You would adjust it like you would for any water bath canning recipe. According to Ball (freshpreserving.com):
For Boiling Water Processing
If you are boiling at an altitude higher than 1,000 feet above sea level, adjust boiling water processing time as indicated.
Altitude Feet Increase Processing Time
1,001- 3,000 5 minutes
3,001- 6,000 10 minutes
6,001- 8,000 15 minutes
8,001-10,000 20 minutes
Can these be done in quarts? I'm out of pint jars! About how long would you water bath them?
I understand the dilemma, I am always running out of pint jars. You could do them in quart jars, I assume. Maybe 5 more minutes? But as you might see from the comments, some people had the tomatoes pop even in the shorter cooking time.
Dorothy at ShockinglyDelicious.com
In about a minute I'm going to be inundated with cherry tomatoes, so thank you for this!
Do you recommend waiting a week or month to allow the herbs to flavor the tomatoes?
The flavor will probably deepen if you let them sit for a week or longer. I thought they were delicious the next day, and they didn't last too long after that.
Inger @ Art of Natural Liivng
Beautiful recipe--esp with all the cherry tomatoes out now! I ate something like this at a CSA party and have wanted to make it ever since.
My cherry tomato plants are going nuts, definitely going to be using this recipe!
I'm excited to give this recipe a try. I'm always nervous trying to process jars but you gave such great instructions I think I'll give it a try
I like that you mentioned using them on an antipasto plate. They would absolutely be perfect!
I loved the idea but this is what I’ve got … separation . The tomatoes on top the liquid below … any idea why?
The tomatoes may still have a little air in them causing them to float. My guess is they will absorb the liquid and sink down into the liquid more. I'd flip the jar over every day or to just to make sure the top tomatoes are still in the liquid. If they look or smell funny when you open the jar- toss them.
Well I forgot to prick them! If they burst, can they still be used??
Yes! They just might not look as pretty if they burst, but they are still delicious and completely edible.
Pickled tomatoes! I am in! I would love to try this recipe and I know I will love it.
Can I add more then 1 spices to them? Like more Italian seasoning? Or would it over power them? R they good to eat like Bruschetta?
A blend of herbs would be great in this. If you don't have fresh add dried. The usual ratio is 1/3 dried for 1 fresh, but here it doesn't have to be exact since it is going in the brine. They'd add a little vinegary punch to bruschetta which sounds delicious to me.
Thank you for the recepy, I'l try these next summer for sure! My tip for sealing the jars, and this works for any jam, juice or pickle, is to close the lids as soon as you have put the hot liquid in the jar.

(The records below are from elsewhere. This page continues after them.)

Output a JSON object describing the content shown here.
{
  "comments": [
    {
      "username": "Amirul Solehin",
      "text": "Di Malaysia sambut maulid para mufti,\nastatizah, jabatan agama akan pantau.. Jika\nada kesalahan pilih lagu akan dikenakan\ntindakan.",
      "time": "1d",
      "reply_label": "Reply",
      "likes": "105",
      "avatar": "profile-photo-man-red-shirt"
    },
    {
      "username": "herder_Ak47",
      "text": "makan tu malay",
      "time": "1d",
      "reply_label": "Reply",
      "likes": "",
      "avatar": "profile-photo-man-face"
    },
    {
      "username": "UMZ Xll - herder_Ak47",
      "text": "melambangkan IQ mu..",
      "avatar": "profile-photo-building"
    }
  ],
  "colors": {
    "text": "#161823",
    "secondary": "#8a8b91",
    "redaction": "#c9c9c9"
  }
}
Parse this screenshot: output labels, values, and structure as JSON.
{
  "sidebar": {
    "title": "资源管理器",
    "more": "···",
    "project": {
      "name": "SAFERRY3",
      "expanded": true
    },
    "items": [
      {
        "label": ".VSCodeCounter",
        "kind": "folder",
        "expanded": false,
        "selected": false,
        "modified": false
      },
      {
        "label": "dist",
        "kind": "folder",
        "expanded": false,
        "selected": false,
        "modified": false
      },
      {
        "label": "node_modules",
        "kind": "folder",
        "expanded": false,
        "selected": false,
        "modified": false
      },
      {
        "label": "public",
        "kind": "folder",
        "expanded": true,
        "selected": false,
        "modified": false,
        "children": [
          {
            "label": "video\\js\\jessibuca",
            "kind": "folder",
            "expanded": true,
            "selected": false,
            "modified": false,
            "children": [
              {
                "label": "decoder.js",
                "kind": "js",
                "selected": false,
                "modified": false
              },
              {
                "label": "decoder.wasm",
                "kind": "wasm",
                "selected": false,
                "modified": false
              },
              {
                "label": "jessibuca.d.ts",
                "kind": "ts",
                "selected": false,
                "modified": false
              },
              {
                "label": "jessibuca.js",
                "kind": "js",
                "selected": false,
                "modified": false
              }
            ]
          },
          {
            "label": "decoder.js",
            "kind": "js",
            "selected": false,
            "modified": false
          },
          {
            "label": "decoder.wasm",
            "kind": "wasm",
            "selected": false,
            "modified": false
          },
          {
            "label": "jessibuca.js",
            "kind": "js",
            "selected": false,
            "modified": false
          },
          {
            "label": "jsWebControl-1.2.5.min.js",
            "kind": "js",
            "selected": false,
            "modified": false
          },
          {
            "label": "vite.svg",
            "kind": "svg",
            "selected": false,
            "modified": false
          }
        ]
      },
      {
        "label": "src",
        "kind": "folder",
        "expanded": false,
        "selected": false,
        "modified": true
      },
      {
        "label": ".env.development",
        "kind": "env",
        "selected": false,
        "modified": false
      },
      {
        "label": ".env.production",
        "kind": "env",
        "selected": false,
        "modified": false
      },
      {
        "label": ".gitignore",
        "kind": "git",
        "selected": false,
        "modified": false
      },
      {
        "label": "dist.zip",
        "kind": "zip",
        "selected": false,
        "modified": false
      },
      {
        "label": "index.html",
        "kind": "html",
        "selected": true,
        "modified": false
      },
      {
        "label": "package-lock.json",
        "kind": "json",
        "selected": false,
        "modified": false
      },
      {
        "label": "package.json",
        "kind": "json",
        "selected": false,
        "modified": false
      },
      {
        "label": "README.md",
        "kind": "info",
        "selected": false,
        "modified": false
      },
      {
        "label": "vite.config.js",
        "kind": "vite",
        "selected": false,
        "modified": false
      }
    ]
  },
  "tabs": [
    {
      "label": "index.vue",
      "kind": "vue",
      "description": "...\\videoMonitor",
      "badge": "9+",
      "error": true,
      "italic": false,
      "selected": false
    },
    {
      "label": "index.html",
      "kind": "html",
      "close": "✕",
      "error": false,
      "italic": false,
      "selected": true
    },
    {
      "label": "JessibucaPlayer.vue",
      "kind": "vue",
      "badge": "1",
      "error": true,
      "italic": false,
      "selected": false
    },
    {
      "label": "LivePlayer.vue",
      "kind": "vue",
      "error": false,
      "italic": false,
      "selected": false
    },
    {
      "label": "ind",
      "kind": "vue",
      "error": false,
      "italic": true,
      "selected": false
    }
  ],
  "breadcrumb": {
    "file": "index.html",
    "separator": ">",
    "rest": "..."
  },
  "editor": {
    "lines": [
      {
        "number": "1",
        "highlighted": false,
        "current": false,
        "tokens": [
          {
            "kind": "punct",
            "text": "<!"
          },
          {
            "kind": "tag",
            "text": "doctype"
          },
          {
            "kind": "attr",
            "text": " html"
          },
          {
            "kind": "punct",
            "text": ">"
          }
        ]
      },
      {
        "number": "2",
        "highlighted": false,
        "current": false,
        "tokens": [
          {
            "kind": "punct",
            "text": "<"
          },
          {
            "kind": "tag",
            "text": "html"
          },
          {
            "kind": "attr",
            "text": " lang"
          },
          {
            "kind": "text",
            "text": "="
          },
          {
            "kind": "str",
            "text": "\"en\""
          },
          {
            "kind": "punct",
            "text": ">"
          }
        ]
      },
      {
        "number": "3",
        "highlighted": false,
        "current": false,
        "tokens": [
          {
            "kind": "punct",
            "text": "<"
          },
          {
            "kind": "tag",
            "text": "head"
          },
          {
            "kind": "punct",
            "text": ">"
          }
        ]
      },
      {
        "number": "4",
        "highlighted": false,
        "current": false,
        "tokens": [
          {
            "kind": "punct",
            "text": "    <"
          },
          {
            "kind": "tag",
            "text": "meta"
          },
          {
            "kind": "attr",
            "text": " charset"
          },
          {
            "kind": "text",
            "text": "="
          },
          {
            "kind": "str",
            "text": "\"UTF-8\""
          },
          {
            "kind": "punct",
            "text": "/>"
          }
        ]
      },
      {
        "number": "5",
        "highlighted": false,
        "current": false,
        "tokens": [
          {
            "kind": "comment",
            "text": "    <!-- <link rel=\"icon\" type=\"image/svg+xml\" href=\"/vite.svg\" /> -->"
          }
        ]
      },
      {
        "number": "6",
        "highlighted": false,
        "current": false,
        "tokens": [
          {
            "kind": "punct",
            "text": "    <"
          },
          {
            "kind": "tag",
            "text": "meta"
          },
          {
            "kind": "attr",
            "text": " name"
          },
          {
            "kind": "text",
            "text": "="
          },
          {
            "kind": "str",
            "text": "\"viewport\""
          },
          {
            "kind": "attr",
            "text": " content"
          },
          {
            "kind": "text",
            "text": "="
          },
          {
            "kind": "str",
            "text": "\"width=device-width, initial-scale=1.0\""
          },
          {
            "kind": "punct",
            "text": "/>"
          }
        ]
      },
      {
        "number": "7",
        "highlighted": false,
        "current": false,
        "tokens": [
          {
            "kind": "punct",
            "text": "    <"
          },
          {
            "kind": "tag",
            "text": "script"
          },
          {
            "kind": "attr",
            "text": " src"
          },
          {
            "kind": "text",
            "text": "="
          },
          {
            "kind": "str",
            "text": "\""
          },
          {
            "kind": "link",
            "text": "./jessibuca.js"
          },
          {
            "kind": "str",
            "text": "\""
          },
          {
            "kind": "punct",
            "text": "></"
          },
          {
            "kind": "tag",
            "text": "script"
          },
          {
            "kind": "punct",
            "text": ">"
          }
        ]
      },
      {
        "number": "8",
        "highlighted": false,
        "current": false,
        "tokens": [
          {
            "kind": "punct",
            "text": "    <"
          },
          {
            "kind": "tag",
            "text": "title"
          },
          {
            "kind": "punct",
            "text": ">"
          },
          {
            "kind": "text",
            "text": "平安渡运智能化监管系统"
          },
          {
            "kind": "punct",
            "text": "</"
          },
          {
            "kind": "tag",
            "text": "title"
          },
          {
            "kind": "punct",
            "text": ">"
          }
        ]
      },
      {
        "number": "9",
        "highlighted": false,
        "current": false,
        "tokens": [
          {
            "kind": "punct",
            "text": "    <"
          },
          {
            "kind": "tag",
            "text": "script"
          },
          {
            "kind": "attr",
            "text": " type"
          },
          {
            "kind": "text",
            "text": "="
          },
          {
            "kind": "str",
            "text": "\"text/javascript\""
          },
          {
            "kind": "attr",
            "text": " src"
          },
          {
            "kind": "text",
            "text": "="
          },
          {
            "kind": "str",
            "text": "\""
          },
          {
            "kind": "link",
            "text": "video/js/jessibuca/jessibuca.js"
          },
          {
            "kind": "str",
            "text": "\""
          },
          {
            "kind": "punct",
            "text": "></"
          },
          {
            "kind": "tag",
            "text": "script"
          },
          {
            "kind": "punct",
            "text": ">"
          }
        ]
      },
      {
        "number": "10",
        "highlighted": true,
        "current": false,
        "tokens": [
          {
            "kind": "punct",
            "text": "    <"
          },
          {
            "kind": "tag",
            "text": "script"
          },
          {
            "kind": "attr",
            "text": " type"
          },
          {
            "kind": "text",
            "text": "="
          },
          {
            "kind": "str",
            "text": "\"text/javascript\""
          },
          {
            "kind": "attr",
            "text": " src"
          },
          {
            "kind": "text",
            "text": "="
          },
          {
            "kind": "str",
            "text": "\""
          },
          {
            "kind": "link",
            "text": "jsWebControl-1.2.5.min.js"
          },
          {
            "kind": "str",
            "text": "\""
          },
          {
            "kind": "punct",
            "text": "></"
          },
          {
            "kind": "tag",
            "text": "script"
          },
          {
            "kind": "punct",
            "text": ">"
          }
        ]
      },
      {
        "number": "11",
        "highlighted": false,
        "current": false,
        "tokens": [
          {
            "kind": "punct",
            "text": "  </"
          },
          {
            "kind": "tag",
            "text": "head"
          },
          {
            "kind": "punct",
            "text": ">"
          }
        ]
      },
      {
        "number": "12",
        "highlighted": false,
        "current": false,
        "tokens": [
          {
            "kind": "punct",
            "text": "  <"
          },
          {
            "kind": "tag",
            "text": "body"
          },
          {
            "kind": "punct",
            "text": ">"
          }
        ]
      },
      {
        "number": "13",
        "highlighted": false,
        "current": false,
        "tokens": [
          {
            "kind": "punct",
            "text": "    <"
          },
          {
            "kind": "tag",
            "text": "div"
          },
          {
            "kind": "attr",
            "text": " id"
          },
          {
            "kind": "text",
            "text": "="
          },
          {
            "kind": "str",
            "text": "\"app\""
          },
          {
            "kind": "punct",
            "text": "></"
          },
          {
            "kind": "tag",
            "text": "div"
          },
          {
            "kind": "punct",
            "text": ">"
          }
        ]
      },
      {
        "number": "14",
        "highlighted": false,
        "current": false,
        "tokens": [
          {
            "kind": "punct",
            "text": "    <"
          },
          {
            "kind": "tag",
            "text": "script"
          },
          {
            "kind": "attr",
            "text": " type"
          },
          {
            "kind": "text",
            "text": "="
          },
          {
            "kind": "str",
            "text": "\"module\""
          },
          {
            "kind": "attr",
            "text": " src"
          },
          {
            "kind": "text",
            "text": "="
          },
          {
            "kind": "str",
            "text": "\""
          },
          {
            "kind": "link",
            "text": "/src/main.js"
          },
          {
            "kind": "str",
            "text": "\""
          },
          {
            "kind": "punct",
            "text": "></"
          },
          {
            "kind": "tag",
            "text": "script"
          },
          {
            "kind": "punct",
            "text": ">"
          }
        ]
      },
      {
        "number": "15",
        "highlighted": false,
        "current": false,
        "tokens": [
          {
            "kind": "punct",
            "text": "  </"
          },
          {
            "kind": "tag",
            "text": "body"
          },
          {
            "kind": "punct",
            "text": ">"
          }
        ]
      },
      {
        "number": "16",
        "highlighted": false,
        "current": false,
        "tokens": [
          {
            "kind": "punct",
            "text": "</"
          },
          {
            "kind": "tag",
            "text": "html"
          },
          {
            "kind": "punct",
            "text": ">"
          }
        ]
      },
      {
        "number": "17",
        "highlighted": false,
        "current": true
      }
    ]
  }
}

You need to boil the lids in water first, to desinfect them, so mind your fingers not to burn them. When the liquid in the jar cools, the lid will click when it seals it self. Lovely sound 😄. The lids must be air-tight and jars must be filled to fully for this to work.
I have heard this will work. Personally, I still prefer to follow the USDA guidelines and process the jars in boiling water to ensure food safety.
You do you!
We love all things pickled in my house!! This looks great! And an great easy way to use up bountiful produce!
I wonder if the tomatoes are bursting because of the very small 1/4" headspace. I've always used 1/2" for anything other than jelly. That might give a little more room for expansion.
Thanks for the suggestion. Next time I make them I will give it a try.
This recipe says salt but is that regular salt or pickling salt?
I've always just used table salt.
My daughter loves loves loves tomatoes. I'm going to surprise her with these. Any suggestions on uses for them I can include with the batch? Thank you, Diane
A few ideas:
add to salads
put them on sandwiches
add in a dish along with a cheese plate /charcuterie board
basically any place you'd consider using fresh cherry tomatoes or pickles.